MIAMI -- The St. Louis Cardinals players, coaches and front-office officials received their World Series championship rings on Saturday in a ceremony at Busch Stadium. Astros general manager Jeff Luhnow, who came from the Cardinals, will have to wait for his.
Luhnow is one of four Astros employees who will get rings from the Cardinals, along with bench coach Joe Pettini, director of decision sciences Sig Mejdal and special assistant to the general manager/scout Mike Elias.
"[Cardinals general manager John Mozielak] mentioned that when maybe St. Louis comes to Houston, he may come on the trip and present them," Luhnow said. "I'm not sure what the plan is, but I'm anxious to get mine."
The ring will be the eighth Luhnow earned during his tenure with the Cardinals -- two World Series titles, a National League championship and five Minor League championships.
"I'm trying to figure out how to display them or have a rotation to use them, but right now, they're safely guarded under lock and key," he said.
Pettini said he told former Cardinals manager Tony La Russa to get him his ring whenever he gets a chance, but he said he's going to give it to his 3-year-old granddaughter.
Martinez's family, friends pack Marlins Park
MIAMI -- They were in full force down in the left-field seats at Marlins Park, waving signs and wearing Astros jerseys. The family and friends of Miami native J.D. Martinez, who hit the first home run in the history of the new ballpark on Friday, numbered 150 people on Saturday.
Mayra Martinez, J.D.'s mother, was directing traffic in the stands before the game, making sure everybody was sitting where they were supposed to be sitting. She said watching her son hit the first homer in the ballpark in their hometown was special.
"We were all thrilled," she said. "This has been such an emotional experience. This is what we wanted, and he's worked so hard for it, and we're very, very proud of that."
Martinez said playing a Major League game in his hometown was the thrill of a lifetime.
"I was just as nervous as I was in my first at-bat [in the Major Leagues], and I just had to calm down a little bit," he said. "I just was really excited about that one last night, because I knew what it meant. Everyone was telling me, 'You have a chance to do it.' It was really exciting."
The home run landed in a club area in left field, and Martinez wasn't able to retrieve it.
"I got a call today from a friend that says he knows the guy that caught the ball and wanted to know if I wanted to do some kind of trade for it," he said. "How do you know it's the real thing or not? I'm not really too into it. I don't care. It's more about the meaning of it."
Mills trying to juggle taxed Astros bullpen
MIAMI -- Astros manager Brad Mills was going to have to skillfully juggle his bullpen following Friday's 11-inning loss to the Marlins in which three relievers -- Fernando Rodriguez, David Carpenter and Wilton Lopez -- threw two innings each.

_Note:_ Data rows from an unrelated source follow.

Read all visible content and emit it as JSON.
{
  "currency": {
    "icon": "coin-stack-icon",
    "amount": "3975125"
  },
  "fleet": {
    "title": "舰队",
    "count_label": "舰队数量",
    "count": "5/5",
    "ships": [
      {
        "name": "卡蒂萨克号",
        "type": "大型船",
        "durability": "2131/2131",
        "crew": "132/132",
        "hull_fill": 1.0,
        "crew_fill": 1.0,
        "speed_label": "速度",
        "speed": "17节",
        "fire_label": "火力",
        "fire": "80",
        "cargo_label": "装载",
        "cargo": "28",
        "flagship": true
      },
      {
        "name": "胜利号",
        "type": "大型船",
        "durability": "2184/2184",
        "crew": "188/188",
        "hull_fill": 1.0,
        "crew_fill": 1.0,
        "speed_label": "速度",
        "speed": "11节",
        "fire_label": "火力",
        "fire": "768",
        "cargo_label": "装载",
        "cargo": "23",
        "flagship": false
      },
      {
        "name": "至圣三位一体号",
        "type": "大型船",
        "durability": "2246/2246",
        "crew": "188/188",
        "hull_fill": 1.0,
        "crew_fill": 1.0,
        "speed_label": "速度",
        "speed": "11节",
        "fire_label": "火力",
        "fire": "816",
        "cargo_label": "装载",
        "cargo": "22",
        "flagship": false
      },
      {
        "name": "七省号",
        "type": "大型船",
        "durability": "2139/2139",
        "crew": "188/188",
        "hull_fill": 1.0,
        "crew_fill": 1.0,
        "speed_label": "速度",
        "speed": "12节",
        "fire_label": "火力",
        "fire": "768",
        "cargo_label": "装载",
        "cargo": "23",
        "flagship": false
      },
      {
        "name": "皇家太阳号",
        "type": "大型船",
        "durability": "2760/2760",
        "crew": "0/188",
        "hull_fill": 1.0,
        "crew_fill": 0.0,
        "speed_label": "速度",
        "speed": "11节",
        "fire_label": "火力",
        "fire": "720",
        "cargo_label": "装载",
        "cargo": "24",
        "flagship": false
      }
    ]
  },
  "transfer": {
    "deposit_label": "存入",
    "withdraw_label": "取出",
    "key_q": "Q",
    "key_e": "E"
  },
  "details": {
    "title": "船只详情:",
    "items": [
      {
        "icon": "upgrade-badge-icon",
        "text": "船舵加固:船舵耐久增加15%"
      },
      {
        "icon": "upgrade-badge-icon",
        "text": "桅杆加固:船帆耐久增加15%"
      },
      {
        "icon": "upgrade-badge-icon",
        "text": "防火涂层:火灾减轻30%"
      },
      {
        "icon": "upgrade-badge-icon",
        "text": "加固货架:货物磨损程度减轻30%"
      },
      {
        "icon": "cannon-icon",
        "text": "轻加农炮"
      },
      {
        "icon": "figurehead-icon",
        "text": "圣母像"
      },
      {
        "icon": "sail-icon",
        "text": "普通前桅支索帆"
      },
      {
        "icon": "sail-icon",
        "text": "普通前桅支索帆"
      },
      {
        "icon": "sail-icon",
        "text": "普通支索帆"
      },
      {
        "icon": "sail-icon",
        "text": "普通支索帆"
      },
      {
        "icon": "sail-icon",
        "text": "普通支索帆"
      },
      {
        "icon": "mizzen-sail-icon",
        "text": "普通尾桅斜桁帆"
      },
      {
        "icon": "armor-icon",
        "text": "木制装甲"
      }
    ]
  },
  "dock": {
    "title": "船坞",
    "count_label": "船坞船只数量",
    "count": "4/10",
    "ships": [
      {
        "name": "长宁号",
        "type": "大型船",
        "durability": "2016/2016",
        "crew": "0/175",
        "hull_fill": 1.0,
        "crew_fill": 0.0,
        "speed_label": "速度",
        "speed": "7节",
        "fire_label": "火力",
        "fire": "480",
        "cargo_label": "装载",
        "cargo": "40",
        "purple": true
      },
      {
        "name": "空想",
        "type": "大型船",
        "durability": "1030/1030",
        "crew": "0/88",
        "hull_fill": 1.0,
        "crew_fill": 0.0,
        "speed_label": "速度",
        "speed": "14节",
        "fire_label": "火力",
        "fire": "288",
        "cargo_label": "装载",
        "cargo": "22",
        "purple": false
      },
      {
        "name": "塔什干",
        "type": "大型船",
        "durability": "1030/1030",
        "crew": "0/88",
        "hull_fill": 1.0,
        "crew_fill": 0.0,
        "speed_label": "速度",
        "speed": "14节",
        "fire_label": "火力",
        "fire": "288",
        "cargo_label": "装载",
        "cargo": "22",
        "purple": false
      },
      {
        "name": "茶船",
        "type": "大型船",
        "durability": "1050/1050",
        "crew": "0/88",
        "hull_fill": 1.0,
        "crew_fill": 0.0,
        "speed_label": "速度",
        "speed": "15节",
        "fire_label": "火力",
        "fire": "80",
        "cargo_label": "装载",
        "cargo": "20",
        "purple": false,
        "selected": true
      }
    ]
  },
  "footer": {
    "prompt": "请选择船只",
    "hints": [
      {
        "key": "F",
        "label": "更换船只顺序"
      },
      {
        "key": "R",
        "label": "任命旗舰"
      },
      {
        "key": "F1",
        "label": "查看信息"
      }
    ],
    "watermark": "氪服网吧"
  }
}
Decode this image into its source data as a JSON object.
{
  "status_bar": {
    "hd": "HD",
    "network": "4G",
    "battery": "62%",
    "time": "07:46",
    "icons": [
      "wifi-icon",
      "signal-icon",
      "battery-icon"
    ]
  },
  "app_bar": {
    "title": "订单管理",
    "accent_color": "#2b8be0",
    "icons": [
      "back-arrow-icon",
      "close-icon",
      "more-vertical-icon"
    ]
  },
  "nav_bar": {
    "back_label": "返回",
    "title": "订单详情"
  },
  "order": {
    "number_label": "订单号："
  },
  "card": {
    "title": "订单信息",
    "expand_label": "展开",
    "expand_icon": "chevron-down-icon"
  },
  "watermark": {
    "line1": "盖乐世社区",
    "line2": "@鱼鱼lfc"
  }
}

What's more, closer Brett Myers and left-hander Wesley Wright had both warmed and were ready to come into the game at some point.
"We're going to talk to them during batting practice [Saturday] and see where they're at," said Mills, who began the season with eight relievers, but has only seven now. "I can't envision any of them [who threw two innings] going more than a couple of hitters."
Mills said one of the things he likes about having Myers in the bullpen this year is his ability to handle a big workload. Myers made 66 starts for the Astros over the previous two seasons.
"That's one of Myers' biggest assets as a closer is he can throw all the time," Mills said. "It's not an issue. It could be an issue if it goes over an extended period of time, but he'll be OK tonight."
Hamilton adds Marlins Park to long list
MIAMI -- It's another one in the books for Hall of Fame broadcaster Milo Hamilton.
Hamilton, who announced earlier this year he was stepping down at the end of the season as the club's full-time radio voice, is with the Astros this weekend at Marlins Park, which is the 59th Major League ballpark in which he has called a game.
"It's really nice," Hamilton said of the ballpark. "It's got a lot of glitz, and from a standpoint of coming to the old park many times, which was in no way suitable for baseball, it's nice to see a game in a baseball park and have your team be able to take batting practice. It rained every day at 5 o'clock in the old park."
Hamilton, 84, will call a game from his 60th ballpark next year, because he plans to travel with the team to Detroit's Comerica Park in the Astros' first season in the American League. He hasn't ruled out going to Target Field in Minnesota, either, which would give him 61.
"That would be nice, because it would give me all three of the parks in that city," he said of going to Minneapolis.
Hamilton plans to take one more road trip this season. He wants to fly to St. Louis at the end of year and call a game from the city in which his Major League career started in 1953 with the St. Louis Browns.